When the individual reaches the maintenance phase, the individual has already learnt to abstain from drugs. Thus in this phase, CBT would help the individual to focus on changing his lifestyle, improving his relationships with family and friends, and coping with other psychological changes. Monitoring and care of the patient is often ignored in the maintenance phase as the patient has already attained abstinence when he reaches this stage. However McGovern et al (2005) suggested that dual diagnosis is a chronic disorder similar to other chronic medical conditions like hypertension etc.

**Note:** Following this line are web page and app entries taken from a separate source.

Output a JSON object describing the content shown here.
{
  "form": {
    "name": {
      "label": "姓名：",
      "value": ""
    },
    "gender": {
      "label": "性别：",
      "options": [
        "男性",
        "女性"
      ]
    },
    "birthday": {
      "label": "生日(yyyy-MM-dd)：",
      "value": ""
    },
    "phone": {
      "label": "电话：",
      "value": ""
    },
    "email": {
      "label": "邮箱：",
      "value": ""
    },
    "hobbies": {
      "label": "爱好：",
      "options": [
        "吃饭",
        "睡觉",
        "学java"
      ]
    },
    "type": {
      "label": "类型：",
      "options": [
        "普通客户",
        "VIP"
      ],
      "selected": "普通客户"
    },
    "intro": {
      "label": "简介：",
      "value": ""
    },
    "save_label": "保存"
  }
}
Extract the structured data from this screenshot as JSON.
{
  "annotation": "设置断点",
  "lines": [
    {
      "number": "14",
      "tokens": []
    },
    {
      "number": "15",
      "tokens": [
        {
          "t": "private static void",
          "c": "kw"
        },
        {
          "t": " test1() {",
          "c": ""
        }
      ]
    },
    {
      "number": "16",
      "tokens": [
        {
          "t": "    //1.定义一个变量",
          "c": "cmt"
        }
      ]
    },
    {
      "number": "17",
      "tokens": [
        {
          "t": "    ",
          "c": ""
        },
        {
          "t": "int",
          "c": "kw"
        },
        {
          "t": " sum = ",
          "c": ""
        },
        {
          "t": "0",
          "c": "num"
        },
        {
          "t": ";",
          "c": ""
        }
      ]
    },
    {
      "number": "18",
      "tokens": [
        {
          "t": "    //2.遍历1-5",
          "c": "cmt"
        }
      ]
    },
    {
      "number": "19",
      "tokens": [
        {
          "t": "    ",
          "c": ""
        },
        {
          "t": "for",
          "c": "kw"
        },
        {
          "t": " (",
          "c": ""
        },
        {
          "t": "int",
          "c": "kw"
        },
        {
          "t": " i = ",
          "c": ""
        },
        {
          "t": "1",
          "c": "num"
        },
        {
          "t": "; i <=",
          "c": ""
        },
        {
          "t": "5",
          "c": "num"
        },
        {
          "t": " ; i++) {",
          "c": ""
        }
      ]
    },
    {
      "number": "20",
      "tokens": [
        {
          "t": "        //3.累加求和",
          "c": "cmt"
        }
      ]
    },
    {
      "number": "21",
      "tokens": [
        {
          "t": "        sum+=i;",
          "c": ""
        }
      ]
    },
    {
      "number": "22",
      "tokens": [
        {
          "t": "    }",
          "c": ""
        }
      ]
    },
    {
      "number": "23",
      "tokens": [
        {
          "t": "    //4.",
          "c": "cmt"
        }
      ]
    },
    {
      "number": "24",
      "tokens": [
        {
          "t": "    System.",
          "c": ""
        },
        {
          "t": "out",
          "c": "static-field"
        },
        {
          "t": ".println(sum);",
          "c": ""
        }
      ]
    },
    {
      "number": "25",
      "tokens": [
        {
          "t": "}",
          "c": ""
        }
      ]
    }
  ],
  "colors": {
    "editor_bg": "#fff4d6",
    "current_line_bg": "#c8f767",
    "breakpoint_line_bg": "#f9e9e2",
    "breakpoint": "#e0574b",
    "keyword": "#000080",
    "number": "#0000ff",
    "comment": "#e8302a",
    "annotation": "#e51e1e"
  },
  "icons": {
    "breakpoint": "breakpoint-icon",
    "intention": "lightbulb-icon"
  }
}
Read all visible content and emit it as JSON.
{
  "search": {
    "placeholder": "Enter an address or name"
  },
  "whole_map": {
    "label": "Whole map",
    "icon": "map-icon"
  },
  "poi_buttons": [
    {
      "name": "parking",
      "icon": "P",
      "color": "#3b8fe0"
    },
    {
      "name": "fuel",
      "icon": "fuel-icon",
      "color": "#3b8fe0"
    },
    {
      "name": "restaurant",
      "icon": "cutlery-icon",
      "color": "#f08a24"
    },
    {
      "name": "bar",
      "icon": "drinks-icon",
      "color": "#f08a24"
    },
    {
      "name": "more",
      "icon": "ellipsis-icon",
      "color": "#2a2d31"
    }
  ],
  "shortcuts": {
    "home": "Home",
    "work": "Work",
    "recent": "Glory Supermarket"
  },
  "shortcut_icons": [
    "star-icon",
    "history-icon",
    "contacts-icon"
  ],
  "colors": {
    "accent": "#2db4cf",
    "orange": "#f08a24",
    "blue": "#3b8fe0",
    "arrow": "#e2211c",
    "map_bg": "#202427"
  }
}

Thus continuous monitoring and care of the patient should be especially continued during the maintenance phase in order to prevent relapse. Conclusion From the above discussion it can be seen that simultaneous occurrence of mental illnesses and substance use disorders in patients can have a significant adverse impact on their quality of life and lead to considerable utilization of resources and health care services. Thus treatment and prevention of relapse of substance use disorders among patients suffering from dual diagnosis is of prime importance.
A complex interaction between social, biological and clinical factors is responsible for development of relapse among these patients. Thus combinations of psychological, social, pharmacological, and clinical interventions incorporated in form of “integrated treatment approach” should be implemented. Since needs of each individual are different from one another, the therapy needs to be highly individualized. References Barrowclough, C. , Haddock, G. , Tarrier, N. , Lewis, S. W. , Moring, J. , O’Brien, R. et al. (2001).
Randomized controlled trial of motivational interviewing, cognitive behavior therapy, and family intervention for patients with comorbid schizophrenia and substance use disorders. American Journal of Psychiatry, 158, 1706 -1713. Bartels, S. J. , Drake, R. E. , & Wallach, M. A. (1995). Long-term course of substance abuse disorders among patients with severe mental illness. Psychiatric Services, 46, 248-251. Drake, R. E. , Mercer-McFadden, C. , Mueser, K. T. , McHugo, Q. J. , & Bond, Q. R. (1998). Review of integrated mental health and substance abuse treatment for patients with dual disorders.
Schizophrenia Bulletin, 24, 589–608. Drake, R. E. , Wallach, M. A. , & McGovern, M. P. (2005). Special Section on relapse prevention: Future directions in preventing relapse to substance abuse among clients with severe mental illnesses. Psychiatric Services, 56 (10), 1297 – 1302. Hu, H. M. , Kline, A. , Huang, F. Y. , & Ziedonis, D. M. (2006). Detection of co-occurring mental illness among adult patients in the New Jersey substance abuse treatment system.
American Journal Public Health, 96, 1785–1793. McGovern, M. P. , Wrisley B. R. , Drake, R. E. (2005). Relapse of substance use disorder and its prevention among persons with co-occurring disorders. Psychiatric Services, 56, 1270–1273. Rollins, A. L. , O’Neill, S. J. , Davis, K. E. , Devitt, T. S. (2005). Substance abuse relapse and factors associated with relapse in an inner-city sample of patients with dual diagnoses. Psychiatric Services, 56, 1274–1281. Swartz, M. S. , Swanson, J. W. , Hiday, V. A. , Borum, R. , Wagner, H. R. , & Burns, B. J. (1998). Violence and severe mental illness: The effects of substance abuse and non-adherence to medication. American Journal of Psychiatry, 155 (2), 226-31.